Synthetic whalebone is a little bit lighter than steel. If weight is a concern, this is worth consideration.
Perhaps my favorite thing about synthetic whalebone is that it allows for fully boned stays without the inconsistencies and breakage of reed, and without the weight of fully boned steel stays (which is something we just won't do). The 4mm width is particularly effective for this, because it allows us to copy the extremely narrow channels on extant stays.
For Victorian corsets, it allows us to copy the numerous lines of bones seen on extants, again without adding the weight of steel. And, because we can melt holes in it, we can copy the historical flossing patterns which go through bones.
Sweeping bust curves can be heated and steamed into place, mimicking the notable curves seen in extant 19th century corsets, like this one from the Met.
How we're using it
Because of the success we have had with synthetic whalebone in custom 18th century stays, we've decided to move forward with a new mini-collection/addition to our stock corset line. We are beginning with two 18th century styles.
These stays feature all of the same construction details of our current stays, but with 6mm synthetic whalebone in place of steel. To set them apart, we're making them in a gorgeous buttercream cotton sateen.
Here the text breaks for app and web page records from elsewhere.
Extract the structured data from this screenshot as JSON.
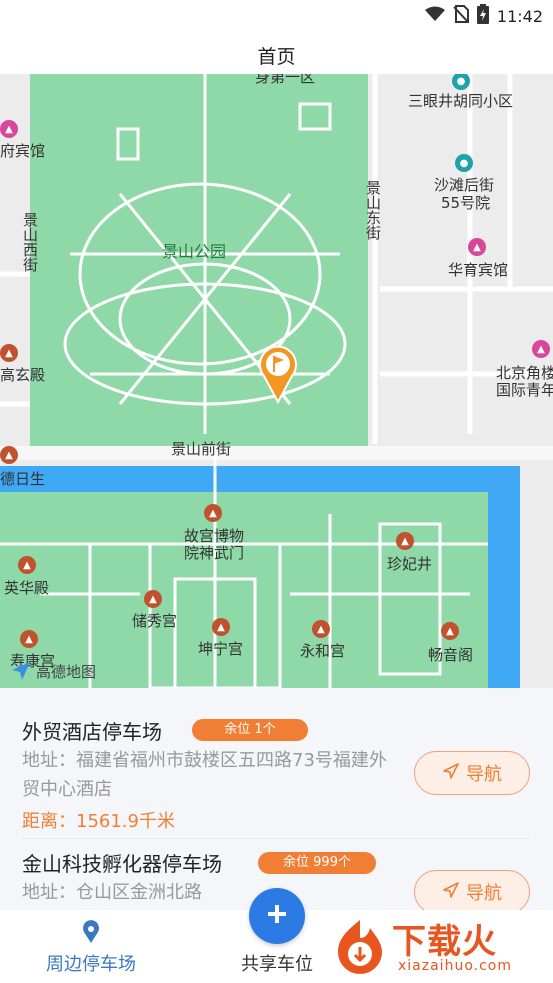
{
  "status_bar": {
    "time": "11:42"
  },
  "header": {
    "title": "首页"
  },
  "map": {
    "labels": {
      "park": "景山公园",
      "sanyanjing": "三眼井胡同小区",
      "shatan_1": "沙滩后街",
      "shatan_2": "55号院",
      "jingshan_east": "景山东街",
      "jingshan_west": "景山西街",
      "huayu": "华育宾馆",
      "fu_hotel": "府宾馆",
      "beijing_1": "北京角楼",
      "beijing_2": "国际青年",
      "xuan": "高玄殿",
      "front_street": "景山前街",
      "deri": "德日生",
      "gugong_1": "故宫博物",
      "gugong_2": "院神武门",
      "zhenfei": "珍妃井",
      "yinghua": "英华殿",
      "chuxiu": "储秀宫",
      "kunning": "坤宁宫",
      "yonghe": "永和宫",
      "changyin": "畅音阁",
      "shoukang": "寿康宫",
      "top_road": "身第一区"
    },
    "logo_text": "高德地图"
  },
  "listings": [
    {
      "name": "外贸酒店停车场",
      "badge": "余位 1个",
      "address": "地址：福建省福州市鼓楼区五四路73号福建外贸中心酒店",
      "distance": "距离：1561.9千米",
      "nav_label": "导航"
    },
    {
      "name": "金山科技孵化器停车场",
      "badge": "余位 999个",
      "address": "地址：仓山区金洲北路",
      "nav_label": "导航"
    }
  ],
  "tabbar": {
    "nearby_label": "周边停车场",
    "share_label": "共享车位"
  },
  "watermark": {
    "text": "下载火",
    "sub": "xiazaihuo.com"
  },
  "colors": {
    "accent": "#f07f35",
    "primary": "#2c7be5",
    "park": "#8fd9a8",
    "water": "#3fa9f5"
  }
}
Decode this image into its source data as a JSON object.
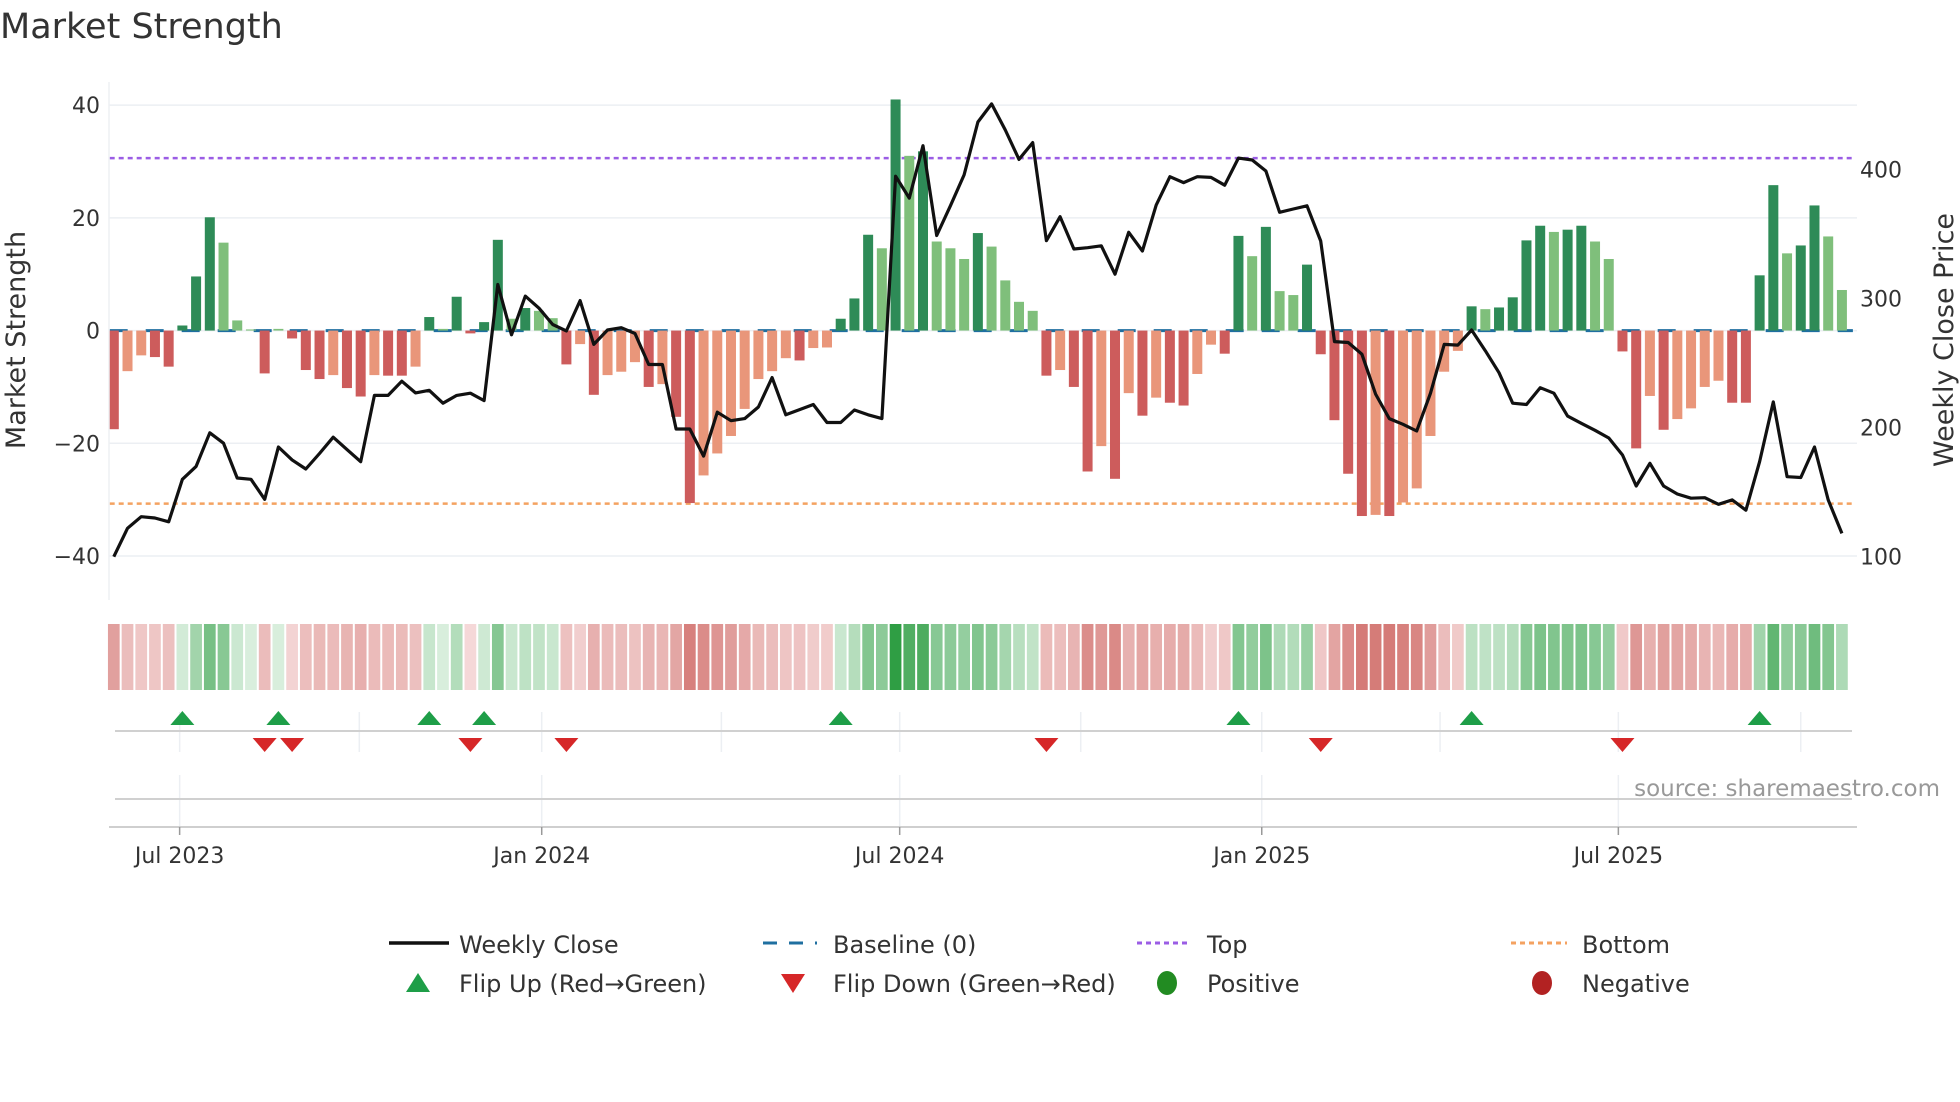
{
  "chart_data": {
    "type": "bar",
    "title": "Market Strength",
    "ylabel": "Market Strength",
    "y2label": "Weekly Close Price",
    "ylim": [
      -47.8,
      44.1
    ],
    "y2lim": [
      66.4,
      468
    ],
    "xlim": [
      -0.35,
      127.1
    ],
    "yticks": [
      40,
      20,
      0,
      -20,
      -40
    ],
    "ytick_labels": [
      "40",
      "20",
      "0",
      "−20",
      "−40"
    ],
    "y2ticks": [
      400,
      300,
      200,
      100
    ],
    "y2tick_labels": [
      "400",
      "300",
      "200",
      "100"
    ],
    "xticks": [
      {
        "label": "Jul 2023",
        "week": 4.8
      },
      {
        "label": "Jan 2024",
        "week": 31.2
      },
      {
        "label": "Jul 2024",
        "week": 57.3
      },
      {
        "label": "Jan 2025",
        "week": 83.7
      },
      {
        "label": "Jul 2025",
        "week": 109.7
      }
    ],
    "minor_xticks": [
      17.9,
      44.3,
      70.5,
      96.7,
      123.0
    ],
    "top": 30.6,
    "bottom": -30.7,
    "baseline": 0,
    "strength": [
      -17.5,
      -7.2,
      -4.4,
      -4.7,
      -6.4,
      0.9,
      9.6,
      20.1,
      15.6,
      1.8,
      0.2,
      -7.6,
      0.3,
      -1.4,
      -7,
      -8.6,
      -7.9,
      -10.2,
      -11.7,
      -7.9,
      -8,
      -8,
      -6.4,
      2.4,
      0.3,
      6,
      -0.5,
      1.5,
      16.1,
      2.1,
      4,
      3.5,
      2.2,
      -6,
      -2.4,
      -11.4,
      -7.9,
      -7.3,
      -5.6,
      -10,
      -9.5,
      -15.3,
      -30.6,
      -25.7,
      -21.8,
      -18.7,
      -13.9,
      -8.6,
      -7.2,
      -4.9,
      -5.3,
      -3.1,
      -3,
      2.1,
      5.7,
      17,
      14.6,
      41,
      31,
      31.8,
      15.8,
      14.6,
      12.7,
      17.3,
      14.9,
      8.9,
      5.1,
      3.5,
      -8,
      -7,
      -10,
      -25,
      -20.5,
      -26.3,
      -11.1,
      -15.1,
      -11.9,
      -12.8,
      -13.3,
      -7.7,
      -2.5,
      -4.1,
      16.8,
      13.2,
      18.4,
      7,
      6.3,
      11.7,
      -4.2,
      -15.9,
      -25.4,
      -32.9,
      -32.7,
      -32.9,
      -30.5,
      -28,
      -18.7,
      -7.3,
      -3.6,
      4.3,
      3.8,
      4.1,
      5.9,
      16,
      18.6,
      17.5,
      17.9,
      18.6,
      15.8,
      12.7,
      -3.7,
      -20.9,
      -11.6,
      -17.6,
      -15.7,
      -13.8,
      -10,
      -8.9,
      -12.8,
      -12.8,
      9.8,
      25.8,
      13.7,
      15.1,
      22.2,
      16.7,
      7.2
    ],
    "strengthening": [
      1,
      0,
      0,
      1,
      1,
      1,
      1,
      1,
      0,
      0,
      0,
      1,
      0,
      1,
      1,
      1,
      0,
      1,
      1,
      0,
      1,
      1,
      0,
      1,
      0,
      1,
      1,
      1,
      1,
      0,
      1,
      0,
      0,
      1,
      0,
      1,
      0,
      0,
      0,
      1,
      0,
      1,
      1,
      0,
      0,
      0,
      0,
      0,
      0,
      0,
      1,
      0,
      0,
      1,
      1,
      1,
      0,
      1,
      0,
      1,
      0,
      0,
      0,
      1,
      0,
      0,
      0,
      0,
      1,
      0,
      1,
      1,
      0,
      1,
      0,
      1,
      0,
      1,
      1,
      0,
      0,
      1,
      1,
      0,
      1,
      0,
      0,
      1,
      1,
      1,
      1,
      1,
      0,
      1,
      0,
      0,
      0,
      0,
      0,
      1,
      0,
      1,
      1,
      1,
      1,
      0,
      1,
      1,
      0,
      0,
      1,
      1,
      0,
      1,
      0,
      0,
      0,
      0,
      1,
      1,
      1,
      1,
      0,
      1,
      1,
      0,
      0
    ],
    "weekly_close": [
      100,
      122,
      131,
      130,
      127,
      160,
      170,
      196,
      188,
      161,
      160,
      144.5,
      185,
      175,
      168,
      180,
      192.6,
      183,
      173.6,
      225,
      225,
      236,
      227,
      229,
      219,
      225,
      226.7,
      221,
      311,
      272,
      302,
      292.6,
      280,
      275,
      298.5,
      264.6,
      275.7,
      277.5,
      273,
      249,
      249,
      199,
      199,
      178,
      212,
      205.4,
      207,
      216,
      238.8,
      210,
      214,
      218,
      204,
      204,
      213.7,
      210,
      207,
      395,
      378,
      418.6,
      349,
      372,
      396,
      437,
      451,
      430.8,
      408,
      421,
      345,
      363.6,
      338.5,
      339.5,
      341,
      319,
      351.5,
      337,
      372.6,
      394.6,
      390,
      394.6,
      394,
      388,
      409,
      407.5,
      399,
      367,
      369.5,
      372,
      344.7,
      266.7,
      266,
      257,
      226,
      207,
      202.6,
      197.4,
      226.7,
      264.6,
      264,
      275.7,
      259.7,
      242.6,
      219,
      218,
      231,
      226.7,
      209,
      203.4,
      198,
      192,
      178.8,
      154.8,
      172.4,
      154.8,
      148.6,
      145.3,
      145.7,
      140.6,
      144,
      136,
      173.6,
      220,
      162,
      161.4,
      185,
      144,
      118
    ],
    "legend": {
      "placement": "bottom",
      "weekly_close": "Weekly Close",
      "baseline": "Baseline (0)",
      "top": "Top",
      "bottom": "Bottom",
      "flip_up": "Flip Up (Red→Green)",
      "flip_down": "Flip Down (Green→Red)",
      "positive": "Positive",
      "negative": "Negative"
    },
    "source": "source: sharemaestro.com"
  },
  "colors": {
    "pos_strong": "#2e8b57",
    "pos_weak": "#7fbf7b",
    "neg_strong": "#cd5c5c",
    "neg_weak": "#e9967a",
    "baseline": "#1f6fa0",
    "top": "#9b5de5",
    "bottom": "#f4a261",
    "close": "#111111",
    "flip_up": "#1e9e48",
    "flip_down": "#d62728",
    "positive": "#228b22",
    "negative": "#b22222"
  }
}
We are taking this opportunity to introduce a strapless 1750's back lacing option, and to try some fun new bone angles on the 1780's front lacing.
We will also be using synthetic whalebone in either 4mm or 6mm for most of our corsets in our new Atelier line of made to order, detailed stays and corsets.
Which should you choose for 18th Century stays?
More choices are great, right? But that means you have to make...more choices. Here's a quick comparison between our steel boned or synthetic whaleboned 18th century stays.
- very supportive
- doesn't bend into shape of the wearer via body heat
- can be accidentally bent or kinked out of shape with force, but can be bent back
- a more traditional theatrical option
- tends to give a more rigid/conical shape
-to my knowledge there is NO evidence that steel was used as primary boning material in any stays or corsets up until mid-late 19th century. So it is an anachronistic choice for 18th century
- very supportive but with a bit more flexibility
- curves to the shape of the wearer like baleen did in the period
- springs back if kinked (unless forcibly folded *in half* on itself), has "memory"
- lighter than steel
- tends to give a slightly curvier/softer shape
- all of our wear tests have passed with no issue, but we haven't personally had the opportunity to put this product through a year+ long Broadway run or similar
- while this is obviously a modern marvel, it does behave and feel more like baleen than steel
Ultimately this is a matter of personal preference and intended use. Feel free to ask us if you're not sure which is right for you! And if you're sewing your own stays with our patterns, you can easily substitute 6mm synthetic whalebone in place of 1/4" steels.
We're pleased to be able to offer more options to the historical costume and reenacting communities!
Where to get it
Should you wish to make your own stays and corsets with synthetic whalebone, our favorite US-based supplier is Burnley & Trowbridge in Williamsburg, VA. There are a number of international vendors stocking it as well.